━━━━━ Data to examine ━━━━━

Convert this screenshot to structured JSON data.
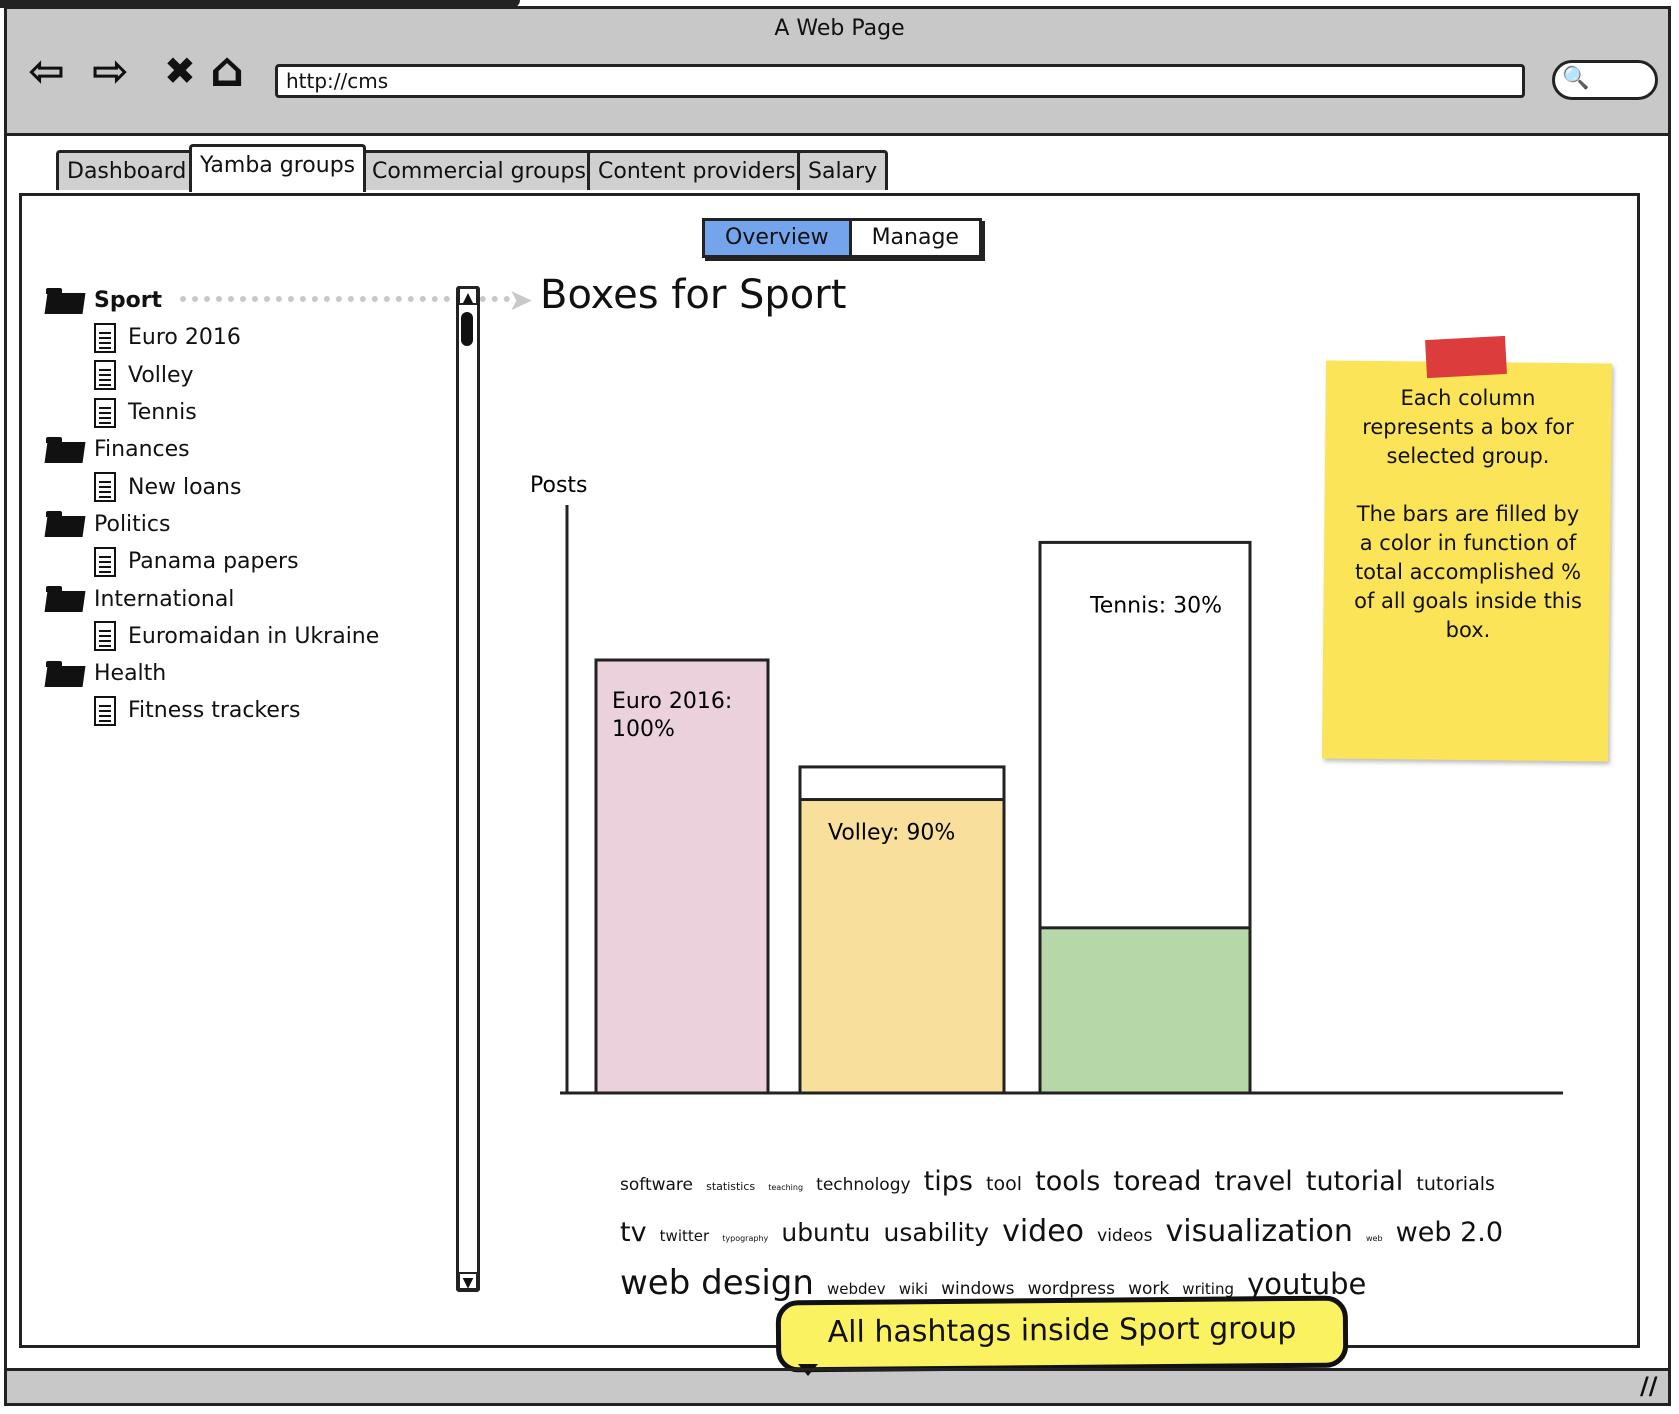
{
  "window": {
    "title": "A Web Page"
  },
  "toolbar": {
    "back_icon": "⇦",
    "forward_icon": "⇨",
    "stop_icon": "✖",
    "home_icon": "⌂",
    "url": "http://cms",
    "search_icon": "🔍"
  },
  "tabs": [
    {
      "label": "Dashboard"
    },
    {
      "label": "Yamba groups",
      "active": true
    },
    {
      "label": "Commercial groups"
    },
    {
      "label": "Content providers"
    },
    {
      "label": "Salary"
    }
  ],
  "view_toggle": {
    "overview": "Overview",
    "manage": "Manage",
    "selected": "Overview"
  },
  "tree": [
    {
      "type": "folder",
      "label": "Sport",
      "bold": true
    },
    {
      "type": "doc",
      "label": "Euro 2016"
    },
    {
      "type": "doc",
      "label": "Volley"
    },
    {
      "type": "doc",
      "label": "Tennis"
    },
    {
      "type": "folder",
      "label": "Finances"
    },
    {
      "type": "doc",
      "label": "New loans"
    },
    {
      "type": "folder",
      "label": "Politics"
    },
    {
      "type": "doc",
      "label": "Panama papers"
    },
    {
      "type": "folder",
      "label": "International"
    },
    {
      "type": "doc",
      "label": "Euromaidan in Ukraine"
    },
    {
      "type": "folder",
      "label": "Health"
    },
    {
      "type": "doc",
      "label": "Fitness trackers"
    }
  ],
  "page_title": "Boxes for Sport",
  "chart_data": {
    "type": "bar",
    "ylabel": "Posts",
    "categories": [
      "Euro 2016",
      "Volley",
      "Tennis"
    ],
    "values": [
      81,
      61,
      103
    ],
    "percent_fill": [
      100,
      90,
      30
    ],
    "labels": [
      "Euro 2016:\n100%",
      "Volley: 90%",
      "Tennis: 30%"
    ],
    "colors": [
      "#ead1dc",
      "#f8e09c",
      "#b6d7a8"
    ],
    "ylim": [
      0,
      110
    ]
  },
  "sticky_note": {
    "text": "Each column\nrepresents a box for\nselected group.\n\nThe bars are filled by\na color in function of\ntotal accomplished %\nof all goals inside this\nbox."
  },
  "tag_cloud": [
    {
      "tag": "software",
      "size": 17
    },
    {
      "tag": "statistics",
      "size": 11
    },
    {
      "tag": "teaching",
      "size": 8
    },
    {
      "tag": "technology",
      "size": 17
    },
    {
      "tag": "tips",
      "size": 27
    },
    {
      "tag": "tool",
      "size": 19
    },
    {
      "tag": "tools",
      "size": 27
    },
    {
      "tag": "toread",
      "size": 27
    },
    {
      "tag": "travel",
      "size": 27
    },
    {
      "tag": "tutorial",
      "size": 27
    },
    {
      "tag": "tutorials",
      "size": 19
    },
    {
      "tag": "tv",
      "size": 27
    },
    {
      "tag": "twitter",
      "size": 15
    },
    {
      "tag": "typography",
      "size": 8
    },
    {
      "tag": "ubuntu",
      "size": 25
    },
    {
      "tag": "usability",
      "size": 25
    },
    {
      "tag": "video",
      "size": 30
    },
    {
      "tag": "videos",
      "size": 17
    },
    {
      "tag": "visualization",
      "size": 30
    },
    {
      "tag": "web",
      "size": 8
    },
    {
      "tag": "web 2.0",
      "size": 27
    },
    {
      "tag": "web design",
      "size": 34
    },
    {
      "tag": "webdev",
      "size": 15
    },
    {
      "tag": "wiki",
      "size": 15
    },
    {
      "tag": "windows",
      "size": 17
    },
    {
      "tag": "wordpress",
      "size": 17
    },
    {
      "tag": "work",
      "size": 17
    },
    {
      "tag": "writing",
      "size": 15
    },
    {
      "tag": "youtube",
      "size": 29
    }
  ],
  "callout": {
    "text": "All hashtags inside Sport group"
  },
  "status": {
    "resize_icon": "//"
  },
  "colors": {
    "accent": "#74a5ec",
    "sticky": "#fbe457",
    "callout": "#fbf261"
  }
}
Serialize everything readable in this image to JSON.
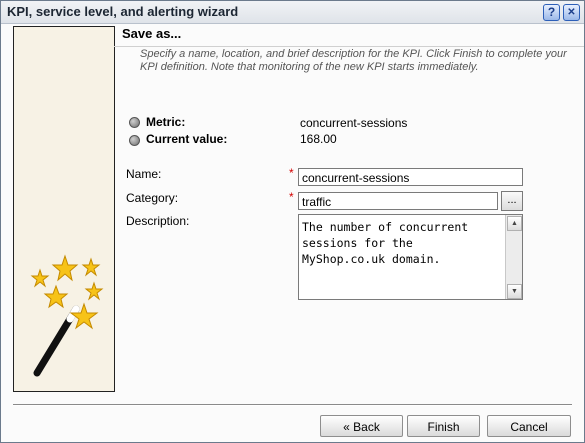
{
  "window": {
    "title": "KPI, service level, and alerting wizard",
    "help_icon": "?",
    "close_icon": "✕"
  },
  "step": {
    "heading": "Save as...",
    "instructions": "Specify a name, location, and brief description for the KPI. Click Finish to complete your KPI definition. Note that monitoring of the new KPI starts immediately."
  },
  "metric": {
    "label": "Metric:",
    "value": "concurrent-sessions"
  },
  "current": {
    "label": "Current value:",
    "value": "168.00"
  },
  "form": {
    "required_marker": "*",
    "name": {
      "label": "Name:",
      "value": "concurrent-sessions"
    },
    "category": {
      "label": "Category:",
      "value": "traffic",
      "browse_label": "..."
    },
    "description": {
      "label": "Description:",
      "value": "The number of concurrent\nsessions for the\nMyShop.co.uk domain."
    }
  },
  "buttons": {
    "back": "« Back",
    "finish": "Finish",
    "cancel": "Cancel"
  },
  "colors": {
    "title_text": "#1c2633",
    "required": "#d40000",
    "wizard_panel_bg": "#f7f2e5",
    "star": "#f7c318"
  }
}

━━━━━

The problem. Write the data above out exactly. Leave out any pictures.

Answer section.
Convert this screenshot to structured JSON data.
{
  "window": {
    "title": "A Web Page"
  },
  "toolbar": {
    "back_icon": "⇦",
    "forward_icon": "⇨",
    "stop_icon": "✖",
    "home_icon": "⌂",
    "url": "http://cms",
    "search_icon": "🔍"
  },
  "tabs": [
    {
      "label": "Dashboard"
    },
    {
      "label": "Yamba groups",
      "active": true
    },
    {
      "label": "Commercial groups"
    },
    {
      "label": "Content providers"
    },
    {
      "label": "Salary"
    }
  ],
  "view_toggle": {
    "overview": "Overview",
    "manage": "Manage",
    "selected": "Overview"
  },
  "tree": [
    {
      "type": "folder",
      "label": "Sport",
      "bold": true
    },
    {
      "type": "doc",
      "label": "Euro 2016"
    },
    {
      "type": "doc",
      "label": "Volley"
    },
    {
      "type": "doc",
      "label": "Tennis"
    },
    {
      "type": "folder",
      "label": "Finances"
    },
    {
      "type": "doc",
      "label": "New loans"
    },
    {
      "type": "folder",
      "label": "Politics"
    },
    {
      "type": "doc",
      "label": "Panama papers"
    },
    {
      "type": "folder",
      "label": "International"
    },
    {
      "type": "doc",
      "label": "Euromaidan in Ukraine"
    },
    {
      "type": "folder",
      "label": "Health"
    },
    {
      "type": "doc",
      "label": "Fitness trackers"
    }
  ],
  "page_title": "Boxes for Sport",
  "chart_data": {
    "type": "bar",
    "ylabel": "Posts",
    "categories": [
      "Euro 2016",
      "Volley",
      "Tennis"
    ],
    "values": [
      81,
      61,
      103
    ],
    "percent_fill": [
      100,
      90,
      30
    ],
    "labels": [
      "Euro 2016:\n100%",
      "Volley: 90%",
      "Tennis: 30%"
    ],
    "colors": [
      "#ead1dc",
      "#f8e09c",
      "#b6d7a8"
    ],
    "ylim": [
      0,
      110
    ]
  },
  "sticky_note": {
    "text": "Each column\nrepresents a box for\nselected group.\n\nThe bars are filled by\na color in function of\ntotal accomplished %\nof all goals inside this\nbox."
  },
  "tag_cloud": [
    {
      "tag": "software",
      "size": 17
    },
    {
      "tag": "statistics",
      "size": 11
    },
    {
      "tag": "teaching",
      "size": 8
    },
    {
      "tag": "technology",
      "size": 17
    },
    {
      "tag": "tips",
      "size": 27
    },
    {
      "tag": "tool",
      "size": 19
    },
    {
      "tag": "tools",
      "size": 27
    },
    {
      "tag": "toread",
      "size": 27
    },
    {
      "tag": "travel",
      "size": 27
    },
    {
      "tag": "tutorial",
      "size": 27
    },
    {
      "tag": "tutorials",
      "size": 19
    },
    {
      "tag": "tv",
      "size": 27
    },
    {
      "tag": "twitter",
      "size": 15
    },
    {
      "tag": "typography",
      "size": 8
    },
    {
      "tag": "ubuntu",
      "size": 25
    },
    {
      "tag": "usability",
      "size": 25
    },
    {
      "tag": "video",
      "size": 30
    },
    {
      "tag": "videos",
      "size": 17
    },
    {
      "tag": "visualization",
      "size": 30
    },
    {
      "tag": "web",
      "size": 8
    },
    {
      "tag": "web 2.0",
      "size": 27
    },
    {
      "tag": "web design",
      "size": 34
    },
    {
      "tag": "webdev",
      "size": 15
    },
    {
      "tag": "wiki",
      "size": 15
    },
    {
      "tag": "windows",
      "size": 17
    },
    {
      "tag": "wordpress",
      "size": 17
    },
    {
      "tag": "work",
      "size": 17
    },
    {
      "tag": "writing",
      "size": 15
    },
    {
      "tag": "youtube",
      "size": 29
    }
  ],
  "callout": {
    "text": "All hashtags inside Sport group"
  },
  "status": {
    "resize_icon": "//"
  },
  "colors": {
    "accent": "#74a5ec",
    "sticky": "#fbe457",
    "callout": "#fbf261"
  }
}
Serialize everything readable in this image to JSON.
{
  "window": {
    "title": "KPI, service level, and alerting wizard",
    "help_icon": "?",
    "close_icon": "✕"
  },
  "step": {
    "heading": "Save as...",
    "instructions": "Specify a name, location, and brief description for the KPI. Click Finish to complete your KPI definition. Note that monitoring of the new KPI starts immediately."
  },
  "metric": {
    "label": "Metric:",
    "value": "concurrent-sessions"
  },
  "current": {
    "label": "Current value:",
    "value": "168.00"
  },
  "form": {
    "required_marker": "*",
    "name": {
      "label": "Name:",
      "value": "concurrent-sessions"
    },
    "category": {
      "label": "Category:",
      "value": "traffic",
      "browse_label": "..."
    },
    "description": {
      "label": "Description:",
      "value": "The number of concurrent\nsessions for the\nMyShop.co.uk domain."
    }
  },
  "buttons": {
    "back": "« Back",
    "finish": "Finish",
    "cancel": "Cancel"
  },
  "colors": {
    "title_text": "#1c2633",
    "required": "#d40000",
    "wizard_panel_bg": "#f7f2e5",
    "star": "#f7c318"
  }
}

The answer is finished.